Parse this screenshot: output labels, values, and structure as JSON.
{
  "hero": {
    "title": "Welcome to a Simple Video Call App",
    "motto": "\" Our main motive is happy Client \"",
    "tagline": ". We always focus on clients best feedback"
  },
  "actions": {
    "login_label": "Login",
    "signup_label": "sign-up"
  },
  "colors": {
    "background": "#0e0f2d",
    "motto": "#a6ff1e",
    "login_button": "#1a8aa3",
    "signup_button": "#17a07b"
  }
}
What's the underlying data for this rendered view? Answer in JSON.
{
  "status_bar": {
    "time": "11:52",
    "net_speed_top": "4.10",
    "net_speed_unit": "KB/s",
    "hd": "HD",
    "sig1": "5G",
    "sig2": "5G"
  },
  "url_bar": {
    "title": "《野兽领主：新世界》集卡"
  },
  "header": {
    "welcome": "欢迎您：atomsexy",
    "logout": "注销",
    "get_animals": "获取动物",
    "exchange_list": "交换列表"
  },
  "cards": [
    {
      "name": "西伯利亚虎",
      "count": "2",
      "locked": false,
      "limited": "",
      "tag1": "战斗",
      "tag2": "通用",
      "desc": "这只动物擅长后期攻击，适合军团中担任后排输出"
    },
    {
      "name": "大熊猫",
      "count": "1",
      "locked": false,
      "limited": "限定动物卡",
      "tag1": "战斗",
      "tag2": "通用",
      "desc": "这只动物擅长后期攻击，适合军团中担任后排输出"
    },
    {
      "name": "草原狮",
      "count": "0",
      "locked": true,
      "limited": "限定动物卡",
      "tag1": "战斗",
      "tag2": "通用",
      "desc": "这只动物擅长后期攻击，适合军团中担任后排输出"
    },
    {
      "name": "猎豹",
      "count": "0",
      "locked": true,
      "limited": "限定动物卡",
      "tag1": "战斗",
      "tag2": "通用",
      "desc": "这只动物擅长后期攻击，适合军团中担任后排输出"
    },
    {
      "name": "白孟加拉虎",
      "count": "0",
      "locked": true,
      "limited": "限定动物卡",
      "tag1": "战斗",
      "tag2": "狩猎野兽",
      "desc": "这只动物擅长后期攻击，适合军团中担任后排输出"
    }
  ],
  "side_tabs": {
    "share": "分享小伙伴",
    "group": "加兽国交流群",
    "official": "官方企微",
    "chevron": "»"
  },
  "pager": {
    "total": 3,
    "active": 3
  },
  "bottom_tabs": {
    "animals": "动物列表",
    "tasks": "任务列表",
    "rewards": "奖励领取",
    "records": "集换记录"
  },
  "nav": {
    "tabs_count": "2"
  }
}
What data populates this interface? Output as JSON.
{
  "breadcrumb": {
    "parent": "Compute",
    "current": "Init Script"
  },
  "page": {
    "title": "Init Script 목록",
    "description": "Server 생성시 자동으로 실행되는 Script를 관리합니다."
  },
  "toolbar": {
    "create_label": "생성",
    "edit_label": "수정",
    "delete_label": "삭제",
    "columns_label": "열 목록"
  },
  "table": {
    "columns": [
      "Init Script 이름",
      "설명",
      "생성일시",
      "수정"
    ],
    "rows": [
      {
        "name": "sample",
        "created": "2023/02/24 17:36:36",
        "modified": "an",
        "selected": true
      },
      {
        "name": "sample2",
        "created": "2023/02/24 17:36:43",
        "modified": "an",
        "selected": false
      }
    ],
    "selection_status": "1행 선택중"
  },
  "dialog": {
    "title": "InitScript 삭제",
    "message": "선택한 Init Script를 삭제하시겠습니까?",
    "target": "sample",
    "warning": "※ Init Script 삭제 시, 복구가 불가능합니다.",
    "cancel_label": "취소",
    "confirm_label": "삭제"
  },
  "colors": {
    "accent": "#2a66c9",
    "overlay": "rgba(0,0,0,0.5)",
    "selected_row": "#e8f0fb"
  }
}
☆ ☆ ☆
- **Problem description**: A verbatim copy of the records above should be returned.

- **Solution to this exercise**:
Parse this screenshot: output labels, values, and structure as JSON.
{
  "hero": {
    "title": "Welcome to a Simple Video Call App",
    "motto": "\" Our main motive is happy Client \"",
    "tagline": ". We always focus on clients best feedback"
  },
  "actions": {
    "login_label": "Login",
    "signup_label": "sign-up"
  },
  "colors": {
    "background": "#0e0f2d",
    "motto": "#a6ff1e",
    "login_button": "#1a8aa3",
    "signup_button": "#17a07b"
  }
}
What's the underlying data for this rendered view? Answer in JSON.
{
  "status_bar": {
    "time": "11:52",
    "net_speed_top": "4.10",
    "net_speed_unit": "KB/s",
    "hd": "HD",
    "sig1": "5G",
    "sig2": "5G"
  },
  "url_bar": {
    "title": "《野兽领主：新世界》集卡"
  },
  "header": {
    "welcome": "欢迎您：atomsexy",
    "logout": "注销",
    "get_animals": "获取动物",
    "exchange_list": "交换列表"
  },
  "cards": [
    {
      "name": "西伯利亚虎",
      "count": "2",
      "locked": false,
      "limited": "",
      "tag1": "战斗",
      "tag2": "通用",
      "desc": "这只动物擅长后期攻击，适合军团中担任后排输出"
    },
    {
      "name": "大熊猫",
      "count": "1",
      "locked": false,
      "limited": "限定动物卡",
      "tag1": "战斗",
      "tag2": "通用",
      "desc": "这只动物擅长后期攻击，适合军团中担任后排输出"
    },
    {
      "name": "草原狮",
      "count": "0",
      "locked": true,
      "limited": "限定动物卡",
      "tag1": "战斗",
      "tag2": "通用",
      "desc": "这只动物擅长后期攻击，适合军团中担任后排输出"
    },
    {
      "name": "猎豹",
      "count": "0",
      "locked": true,
      "limited": "限定动物卡",
      "tag1": "战斗",
      "tag2": "通用",
      "desc": "这只动物擅长后期攻击，适合军团中担任后排输出"
    },
    {
      "name": "白孟加拉虎",
      "count": "0",
      "locked": true,
      "limited": "限定动物卡",
      "tag1": "战斗",
      "tag2": "狩猎野兽",
      "desc": "这只动物擅长后期攻击，适合军团中担任后排输出"
    }
  ],
  "side_tabs": {
    "share": "分享小伙伴",
    "group": "加兽国交流群",
    "official": "官方企微",
    "chevron": "»"
  },
  "pager": {
    "total": 3,
    "active": 3
  },
  "bottom_tabs": {
    "animals": "动物列表",
    "tasks": "任务列表",
    "rewards": "奖励领取",
    "records": "集换记录"
  },
  "nav": {
    "tabs_count": "2"
  }
}
What data populates this interface? Output as JSON.
{
  "breadcrumb": {
    "parent": "Compute",
    "current": "Init Script"
  },
  "page": {
    "title": "Init Script 목록",
    "description": "Server 생성시 자동으로 실행되는 Script를 관리합니다."
  },
  "toolbar": {
    "create_label": "생성",
    "edit_label": "수정",
    "delete_label": "삭제",
    "columns_label": "열 목록"
  },
  "table": {
    "columns": [
      "Init Script 이름",
      "설명",
      "생성일시",
      "수정"
    ],
    "rows": [
      {
        "name": "sample",
        "created": "2023/02/24 17:36:36",
        "modified": "an",
        "selected": true
      },
      {
        "name": "sample2",
        "created": "2023/02/24 17:36:43",
        "modified": "an",
        "selected": false
      }
    ],
    "selection_status": "1행 선택중"
  },
  "dialog": {
    "title": "InitScript 삭제",
    "message": "선택한 Init Script를 삭제하시겠습니까?",
    "target": "sample",
    "warning": "※ Init Script 삭제 시, 복구가 불가능합니다.",
    "cancel_label": "취소",
    "confirm_label": "삭제"
  },
  "colors": {
    "accent": "#2a66c9",
    "overlay": "rgba(0,0,0,0.5)",
    "selected_row": "#e8f0fb"
  }
}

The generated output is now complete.